And as it turns out, females who actually enjoy wrecking vehicles are hard to find in Hollywood. (Let’s just say I had plenty of practice when I was racing, I am rather numb to the drama of it all at this point) Any who, I was given a pretty neat opportunity to move to California and pursue my career as a stunt woman but I turned it down. In end it wasn’t what I wanted. I landed a few gigs, got my SAG card and never went back. I regret never taking the moment in and enjoying it.
I find myself here again. I have accepted a really interesting job at a brake company where I have the opportunity to design, engineer, maintain and sell high performance braking systems to the race teams. I get to travel to the race track and do technical support which fills my weekends with travel again rather than yard work. Conveniently, working on brakes is my favorite thing to do as a mechanic. And now I am being given the opportunity to learn and truly be a brake specialist. And just like five years ago, in the back of my mind, I am frustrated. I have no idea how this detour is going to help me pursue my dream. I am still hoping that being a crew chief is somewhere on the blueprint for AP. I wasn't gifted with the ability to see the future. Outside of the super power of being invisible, the ability to know the future would be my second choice. I have awesome memories of my days as a stunt driver and somehow, some way I ended up as a car chief four years later. I wish I could have told myself, “Enjoy this. Stop worrying. It will all work out.”

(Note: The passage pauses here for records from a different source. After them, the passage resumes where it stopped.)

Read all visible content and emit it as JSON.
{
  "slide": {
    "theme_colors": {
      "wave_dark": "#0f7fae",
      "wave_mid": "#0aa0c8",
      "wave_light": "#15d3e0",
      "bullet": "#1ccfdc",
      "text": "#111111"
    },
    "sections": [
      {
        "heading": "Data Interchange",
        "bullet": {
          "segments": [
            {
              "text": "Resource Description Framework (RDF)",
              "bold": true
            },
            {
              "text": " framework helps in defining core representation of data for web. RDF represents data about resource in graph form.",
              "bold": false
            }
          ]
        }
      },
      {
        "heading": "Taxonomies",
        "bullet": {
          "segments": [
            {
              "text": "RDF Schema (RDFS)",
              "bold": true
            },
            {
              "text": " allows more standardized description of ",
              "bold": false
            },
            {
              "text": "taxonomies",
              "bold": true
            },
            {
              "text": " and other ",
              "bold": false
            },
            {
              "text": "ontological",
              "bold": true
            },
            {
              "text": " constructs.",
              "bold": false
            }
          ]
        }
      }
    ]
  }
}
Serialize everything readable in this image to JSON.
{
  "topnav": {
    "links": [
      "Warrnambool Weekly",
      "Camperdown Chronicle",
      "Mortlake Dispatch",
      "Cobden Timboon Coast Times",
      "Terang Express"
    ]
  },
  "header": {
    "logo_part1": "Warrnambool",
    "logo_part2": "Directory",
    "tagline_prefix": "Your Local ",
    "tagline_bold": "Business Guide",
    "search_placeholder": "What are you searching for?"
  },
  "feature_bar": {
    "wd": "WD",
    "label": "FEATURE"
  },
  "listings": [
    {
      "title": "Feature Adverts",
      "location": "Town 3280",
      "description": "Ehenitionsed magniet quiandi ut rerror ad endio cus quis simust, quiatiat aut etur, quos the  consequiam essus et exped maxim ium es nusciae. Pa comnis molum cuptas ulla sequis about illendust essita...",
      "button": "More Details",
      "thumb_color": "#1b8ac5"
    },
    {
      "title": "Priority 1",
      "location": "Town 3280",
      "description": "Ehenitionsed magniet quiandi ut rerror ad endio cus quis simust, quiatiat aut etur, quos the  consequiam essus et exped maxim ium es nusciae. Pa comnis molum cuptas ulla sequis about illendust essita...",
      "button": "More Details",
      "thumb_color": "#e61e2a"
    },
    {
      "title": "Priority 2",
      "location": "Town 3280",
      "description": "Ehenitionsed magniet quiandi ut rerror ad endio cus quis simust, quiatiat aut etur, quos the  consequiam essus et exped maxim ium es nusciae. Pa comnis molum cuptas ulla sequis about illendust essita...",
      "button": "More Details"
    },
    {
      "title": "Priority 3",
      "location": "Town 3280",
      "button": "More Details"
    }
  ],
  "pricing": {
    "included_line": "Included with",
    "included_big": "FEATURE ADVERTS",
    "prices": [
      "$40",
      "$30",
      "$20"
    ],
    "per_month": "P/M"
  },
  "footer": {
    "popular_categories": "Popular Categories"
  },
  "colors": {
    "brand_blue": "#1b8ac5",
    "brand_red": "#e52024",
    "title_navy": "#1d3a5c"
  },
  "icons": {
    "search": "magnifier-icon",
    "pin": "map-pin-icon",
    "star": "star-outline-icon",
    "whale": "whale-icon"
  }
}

How I will get back on my breadcrumbs path to success I have no idea but this time I am going to enjoy the here and now and make the most of my opportunities.